With a mouth like a sailor and a penchant for lobbing truth bombs at unsuspecting civilians, Sandra is a force to be reckoned with. Mcleod captures a quick chat before she gives a motivational talk to a large audience; minutes before sauntering on stage, she tells the host that she’s just been diagnosed with a brain tumour, before casually adding in “but it’s benign.” One of the first phrases we hear escape her lips refers to general workplace burnout – “I worked at the Sacred Heart mission yesterday. Fuck, I was rooted after that” – and beautifully juxtaposes the pristine deportment of our subject with her compartmentalised tones.
But there’s a sadness that accompanies Sandra’s quirkiness as it’s clear that much of it stems from the impenetrable wall of self-defence constructed around personal trauma and feelings of not belonging. She says she never really wanted a family and that’s why she’s not fussed about seeking out her biological mother, but in a subplot involving the search for that very person, she cannot hide her enthusiasm upon hearing of her mother’s personality traits and interests. While happy to tell salacious stories from her youth, she rarely talks about her children, even when it’s determined later in the film that she’s reconnected with her son.

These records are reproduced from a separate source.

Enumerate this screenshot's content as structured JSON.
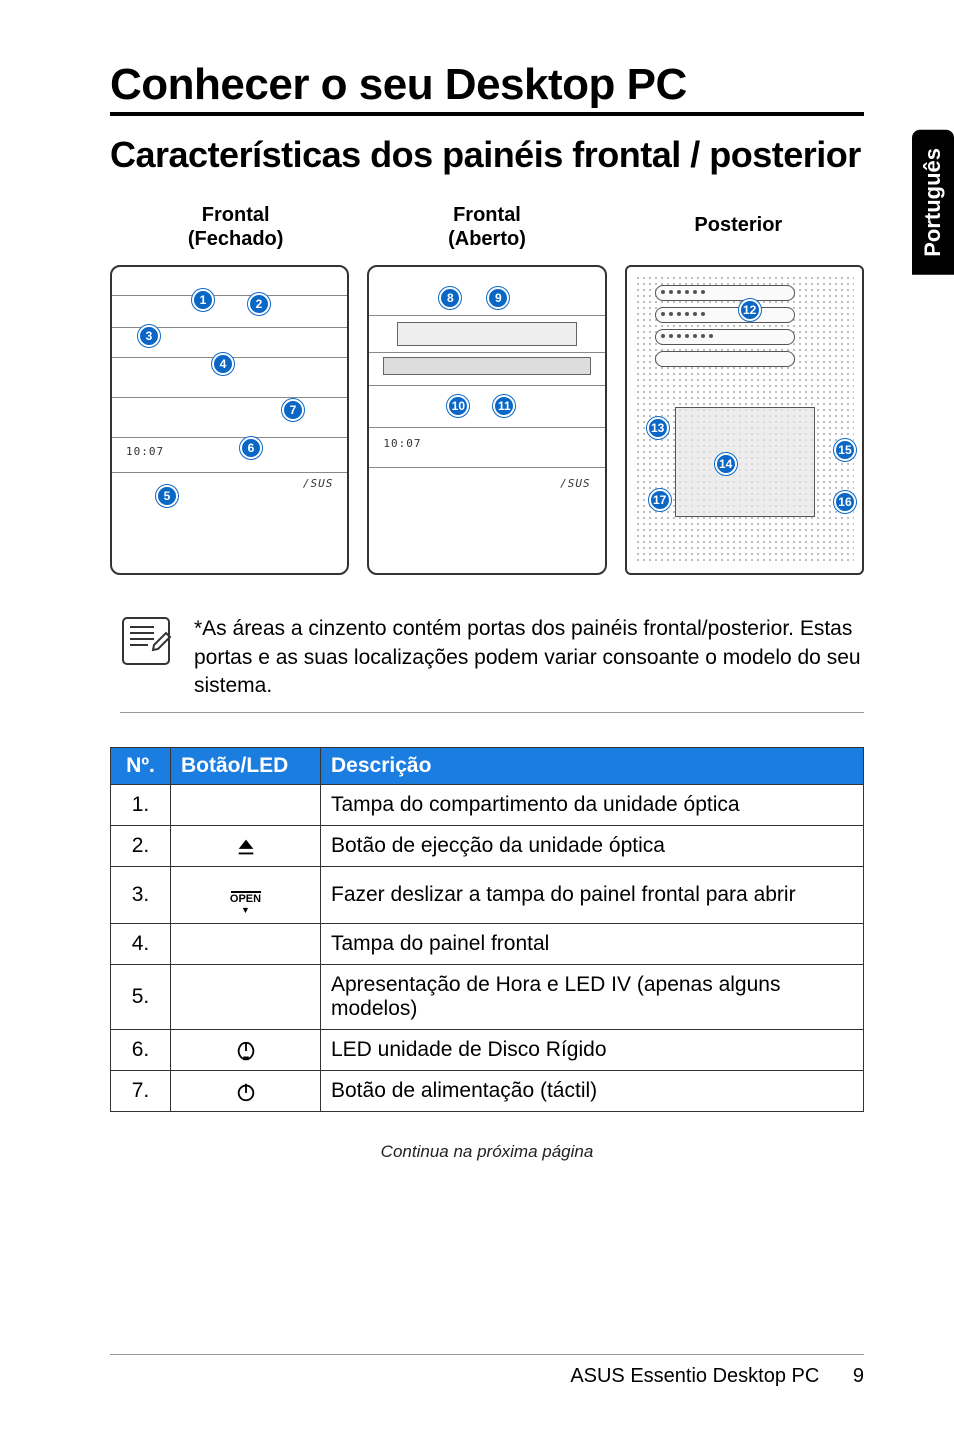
{
  "side_tab": "Português",
  "chapter_title": "Conhecer o seu Desktop PC",
  "section_title": "Características dos painéis frontal / posterior",
  "panel_labels": {
    "front_closed_l1": "Frontal",
    "front_closed_l2": "(Fechado)",
    "front_open_l1": "Frontal",
    "front_open_l2": "(Aberto)",
    "rear": "Posterior"
  },
  "diagram_time": "10:07",
  "brand_text": "/SUS",
  "callouts": {
    "c1": "1",
    "c2": "2",
    "c3": "3",
    "c4": "4",
    "c5": "5",
    "c6": "6",
    "c7": "7",
    "c8": "8",
    "c9": "9",
    "c10": "10",
    "c11": "11",
    "c12": "12",
    "c13": "13",
    "c14": "14",
    "c15": "15",
    "c16": "16",
    "c17": "17"
  },
  "note_text": "*As áreas a cinzento contém portas dos painéis frontal/posterior. Estas portas e as suas localizações podem variar consoante o modelo do seu sistema.",
  "table": {
    "headers": {
      "no": "Nº.",
      "button": "Botão/LED",
      "desc": "Descrição"
    },
    "rows": [
      {
        "no": "1.",
        "icon": "",
        "desc": "Tampa do compartimento da unidade óptica"
      },
      {
        "no": "2.",
        "icon": "eject",
        "desc": "Botão de ejecção da unidade óptica"
      },
      {
        "no": "3.",
        "icon": "open",
        "desc": "Fazer deslizar a tampa do painel frontal para abrir"
      },
      {
        "no": "4.",
        "icon": "",
        "desc": "Tampa do painel frontal"
      },
      {
        "no": "5.",
        "icon": "",
        "desc": "Apresentação de Hora e LED IV (apenas alguns modelos)"
      },
      {
        "no": "6.",
        "icon": "hdd",
        "desc": "LED unidade de Disco Rígido"
      },
      {
        "no": "7.",
        "icon": "power",
        "desc": "Botão de alimentação (táctil)"
      }
    ]
  },
  "open_label": "OPEN",
  "continue_text": "Continua na próxima página",
  "footer": {
    "product": "ASUS Essentio Desktop PC",
    "page": "9"
  }
}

If Sandra’s employees fashion these same walls, they don’t show it. We follow several staff members, both into the houses of clients and their own, as we get a glimpse of what it’s like to work on the frontlines of trauma cleaning. The staff under Sandra’s employ do laborious work and are on call all hours of the day and night – the same as many above their pay grade – but they turn up to each rat-infested, blood-stained house with the urgency and compassion of true first responders. The joy emitting from the laughs of three women trying to direct a family of rats toward the front door of the residence du jour shows a lighter side to the darkness inherent in their work and offers a breather from some of the more serious themes of the film.
What I love about Clean is how much it’s not; Mcleod lingers on an STC client named Devon who’s being ‘moved on’ from his clutter (and syringe)-filled residence, allowing him to hurl profanities at any audience members who would judge him by his cover. It’s almost as confronting as being told to “fuck you all” in person, a feat rarely accomplished from behind the safety of a screen.
Where Clean missteps is in the odd decision to include re-enactments of Sandra’s early life and in ending the film on the same blood stains and splatters that it opens with. The tone in these moments isn’t quite fitting with the brightness of its subject and the further away from Sandra the film gets, the less focused it becomes.
Ultimately, Clean is a stylistically simple take on an extraordinary woman and her legacy, elevated by the sheer resilience of its central character and the personality she exudes. Sandra’s insistence that many of us are only one or two unfortunate circumstances away from being in the dire positions depicted in the film is a lesson in empathy that we could all stand to learn. 7/10.
Clean is in cinemas now.